“We are the ones who left them [the Afghans] vulnerable, ”he said. “We made the wrong decision and we did it wrong. We should have pulled out, but we should have been more strategic. Video of people falling from the sky from this C-17 – it’s embarrassing. “
The Santa Fe native and member of the Osage Nation joined the military in 2000, before September 11. He served in Iraq and Afghanistan for 12 years. He hoped he could tell the difference.
“I could save someone’s life,” said Biss-Grayson, who served in a rescue unit. “I removed people from [crashed] helicopters, lifted people close to death, stabilized them. If I could help save one more person, this is what I was going to do.

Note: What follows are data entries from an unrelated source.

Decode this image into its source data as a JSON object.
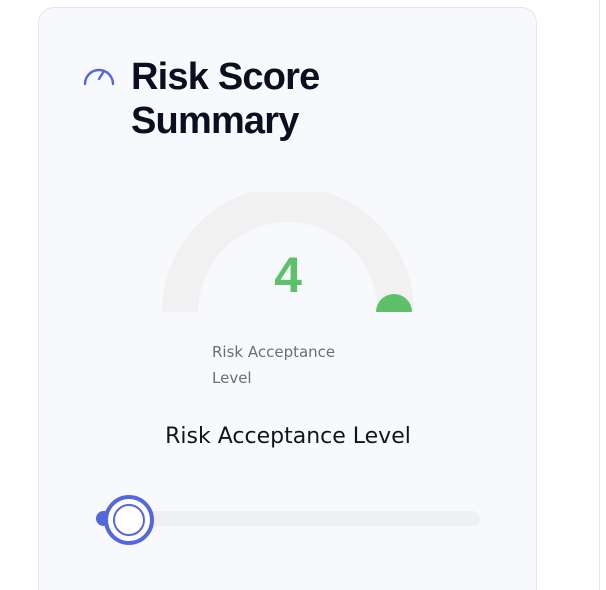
{
  "card": {
    "title": "Risk Score Summary",
    "icon": "gauge-icon"
  },
  "gauge": {
    "value": "4",
    "value_fraction": 0.4,
    "caption": "Risk Acceptance Level",
    "colors": {
      "track": "#f1f1f1",
      "indicator": "#5fc06b"
    }
  },
  "slider": {
    "label": "Risk Acceptance Level",
    "level_fraction": 0.02,
    "accent": "#5467dc"
  }
}
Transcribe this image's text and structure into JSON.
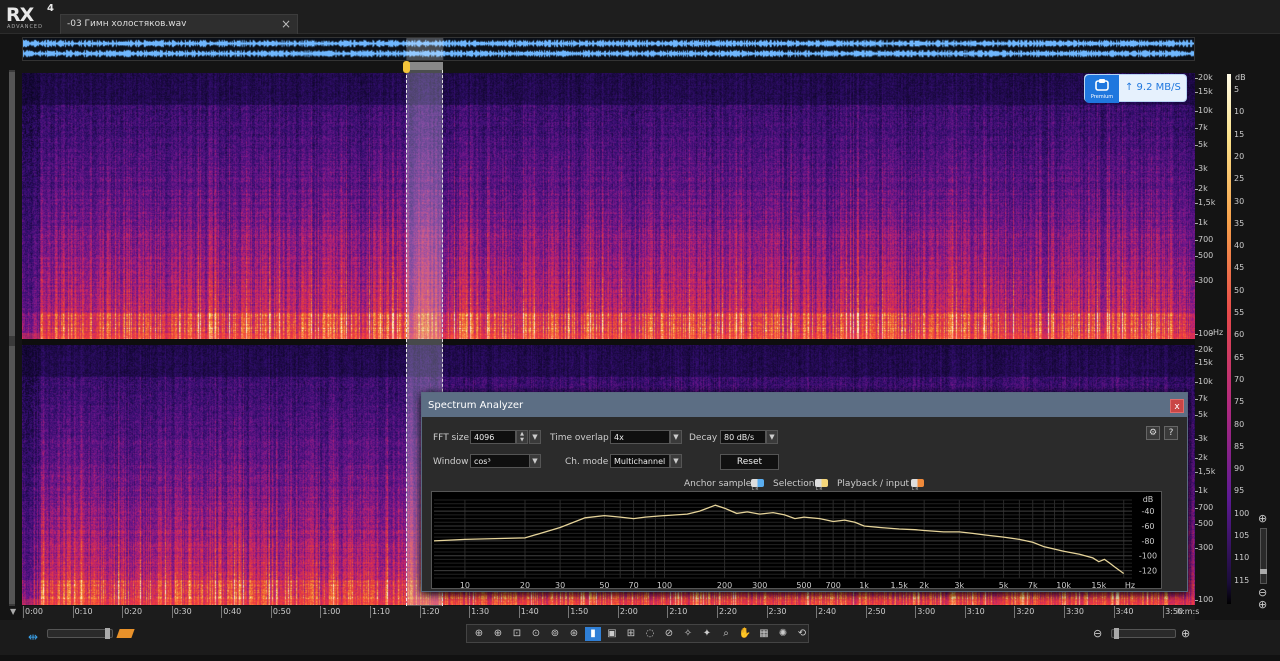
{
  "app": {
    "logo": "RX",
    "logo_version": "4",
    "logo_edition": "ADVANCED"
  },
  "document_tab": {
    "label": "-03 Гимн холостяков.wav",
    "close_glyph": "×"
  },
  "spectrogram": {
    "frequency_ticks_top": [
      {
        "label": "20k",
        "hz": 20000
      },
      {
        "label": "15k",
        "hz": 15000
      },
      {
        "label": "10k",
        "hz": 10000
      },
      {
        "label": "7k",
        "hz": 7000
      },
      {
        "label": "5k",
        "hz": 5000
      },
      {
        "label": "3k",
        "hz": 3000
      },
      {
        "label": "2k",
        "hz": 2000
      },
      {
        "label": "1,5k",
        "hz": 1500
      },
      {
        "label": "1k",
        "hz": 1000
      },
      {
        "label": "700",
        "hz": 700
      },
      {
        "label": "500",
        "hz": 500
      },
      {
        "label": "300",
        "hz": 300
      },
      {
        "label": "100",
        "hz": 100
      }
    ],
    "frequency_unit": "Hz",
    "frequency_ticks_bottom": [
      {
        "label": "20k",
        "hz": 20000
      },
      {
        "label": "15k",
        "hz": 15000
      },
      {
        "label": "10k",
        "hz": 10000
      },
      {
        "label": "7k",
        "hz": 7000
      },
      {
        "label": "5k",
        "hz": 5000
      },
      {
        "label": "3k",
        "hz": 3000
      },
      {
        "label": "2k",
        "hz": 2000
      },
      {
        "label": "1,5k",
        "hz": 1500
      },
      {
        "label": "1k",
        "hz": 1000
      },
      {
        "label": "700",
        "hz": 700
      },
      {
        "label": "500",
        "hz": 500
      },
      {
        "label": "300",
        "hz": 300
      },
      {
        "label": "100",
        "hz": 100
      }
    ],
    "db_unit": "dB",
    "db_ticks": [
      "5",
      "10",
      "15",
      "20",
      "25",
      "30",
      "35",
      "40",
      "45",
      "50",
      "55",
      "60",
      "65",
      "70",
      "75",
      "80",
      "85",
      "90",
      "95",
      "100",
      "105",
      "110",
      "115"
    ],
    "selection_start": "1:20",
    "selection_end": "1:26"
  },
  "timeline": {
    "ticks": [
      "0:00",
      "0:10",
      "0:20",
      "0:30",
      "0:40",
      "0:50",
      "1:00",
      "1:10",
      "1:20",
      "1:30",
      "1:40",
      "1:50",
      "2:00",
      "2:10",
      "2:20",
      "2:30",
      "2:40",
      "2:50",
      "3:00",
      "3:10",
      "3:20",
      "3:30",
      "3:40",
      "3:50"
    ],
    "unit": "h:m:s",
    "total_seconds": 232
  },
  "network_widget": {
    "badge": "Premium",
    "speed": "↑ 9.2 MB/S"
  },
  "analyzer": {
    "title": "Spectrum Analyzer",
    "close_glyph": "x",
    "fft_size_label": "FFT size",
    "fft_size_value": "4096",
    "time_overlap_label": "Time overlap",
    "time_overlap_value": "4x",
    "decay_label": "Decay",
    "decay_value": "80 dB/s",
    "window_label": "Window",
    "window_value": "cos³",
    "ch_mode_label": "Ch. mode",
    "ch_mode_value": "Multichannel",
    "reset_label": "Reset",
    "wrench_glyph": "⚙",
    "help_glyph": "?",
    "legend": [
      {
        "name": "Anchor sample",
        "color": "#5aaef0"
      },
      {
        "name": "Selection",
        "color": "#f4d57a"
      },
      {
        "name": "Playback / input",
        "color": "#f08a3a"
      }
    ],
    "chart_data": {
      "type": "line",
      "x_unit": "Hz",
      "y_unit": "dB",
      "x_scale": "log",
      "xlim": [
        7,
        22000
      ],
      "ylim": [
        -130,
        -25
      ],
      "x_ticks": [
        {
          "label": "10",
          "hz": 10
        },
        {
          "label": "20",
          "hz": 20
        },
        {
          "label": "30",
          "hz": 30
        },
        {
          "label": "50",
          "hz": 50
        },
        {
          "label": "70",
          "hz": 70
        },
        {
          "label": "100",
          "hz": 100
        },
        {
          "label": "200",
          "hz": 200
        },
        {
          "label": "300",
          "hz": 300
        },
        {
          "label": "500",
          "hz": 500
        },
        {
          "label": "700",
          "hz": 700
        },
        {
          "label": "1k",
          "hz": 1000
        },
        {
          "label": "1.5k",
          "hz": 1500
        },
        {
          "label": "2k",
          "hz": 2000
        },
        {
          "label": "3k",
          "hz": 3000
        },
        {
          "label": "5k",
          "hz": 5000
        },
        {
          "label": "7k",
          "hz": 7000
        },
        {
          "label": "10k",
          "hz": 10000
        },
        {
          "label": "15k",
          "hz": 15000
        }
      ],
      "y_ticks": [
        -40,
        -60,
        -80,
        -100,
        -120
      ],
      "series": [
        {
          "color": "#e6d49a",
          "x": [
            7,
            10,
            20,
            30,
            40,
            50,
            60,
            70,
            80,
            100,
            130,
            150,
            180,
            200,
            230,
            260,
            300,
            350,
            400,
            450,
            500,
            600,
            700,
            800,
            900,
            1000,
            1200,
            1500,
            1800,
            2000,
            2500,
            3000,
            3500,
            4000,
            5000,
            6000,
            7000,
            8000,
            10000,
            12000,
            14000,
            15000,
            16000,
            17000,
            18000,
            20000
          ],
          "y": [
            -80,
            -78,
            -76,
            -62,
            -49,
            -46,
            -48,
            -50,
            -48,
            -46,
            -44,
            -40,
            -32,
            -36,
            -43,
            -41,
            -44,
            -42,
            -45,
            -50,
            -48,
            -50,
            -54,
            -52,
            -55,
            -60,
            -62,
            -64,
            -65,
            -66,
            -68,
            -68,
            -70,
            -72,
            -75,
            -78,
            -82,
            -88,
            -94,
            -98,
            -103,
            -108,
            -105,
            -110,
            -115,
            -124
          ]
        }
      ]
    }
  },
  "toolbar_icons": [
    "zoom-time-icon",
    "zoom-freq-icon",
    "zoom-fit-icon",
    "zoom-reset-icon",
    "zoom-selection-icon",
    "zoom-full-icon",
    "time-select-icon",
    "time-freq-select-icon",
    "freq-select-icon",
    "lasso-icon",
    "brush-icon",
    "magic-wand-icon",
    "harmonic-wand-icon",
    "magnifier-icon",
    "hand-icon",
    "grid-icon",
    "spark-icon",
    "undo-icon"
  ]
}
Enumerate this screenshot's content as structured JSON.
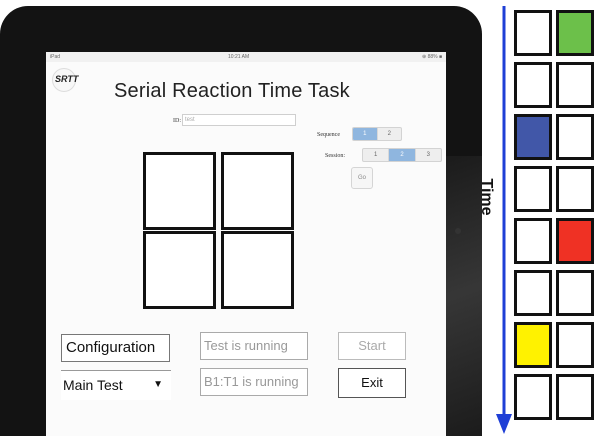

“Taking them out and bringing them home anywhere – Kansas, Nebraska, New York, all those places – was one of them.”
When he returned home, “I had no more mission,” he said.
Noting the number of veterans who kill themselves each day – the Department of Veterans Affairs puts the number at around 20 – he decided he didn’t want to be a statistic as he went through “a cycle of trauma.”
Therapy, marriage, a child and art helped anchor it.
“I can paint it, express it, verbalize it, educate people so that we can do something about it,” he said of helping veterans with post-traumatic stress disorder .
However, it cannot change the outcome of the war in Afghanistan. He doesn’t mince words when talking about how it ended.
“Pull the bandage off, everyone is going to die and fuck everyone up,” he said, describing the US withdrawal.
As might be expected, opinions may differ among veterans on what, if anything, should be done next. Biss-Grayson said there was no reason for the United States to return except to save the Americans who remained and the Afghan civilians who aided the United States military.
Jones wants to return as a civilian to help rebuild the country. He thinks a lot of American veterans would do the same.
“We fucked these people,” he said.
Moores said he doesn’t believe there is a political will to return.
“If this turns out to be another training ground for terrorists, we may have to go back,” he said. “And we’ll come back to where we started. “
Ortegren believes a higher and deeper level of thought is required when it comes to planning for the next war.
“We have a rich tradition of honing and learning exactly how to wage the last war just in time to be completely oblivious by the time we enter the next,” he said, calling the exercise “more wicked. , difficult to see and participate in.
When asked what advice he would give to those considering another war, he sat in silence.
“I don’t know how to answer that question,” he said.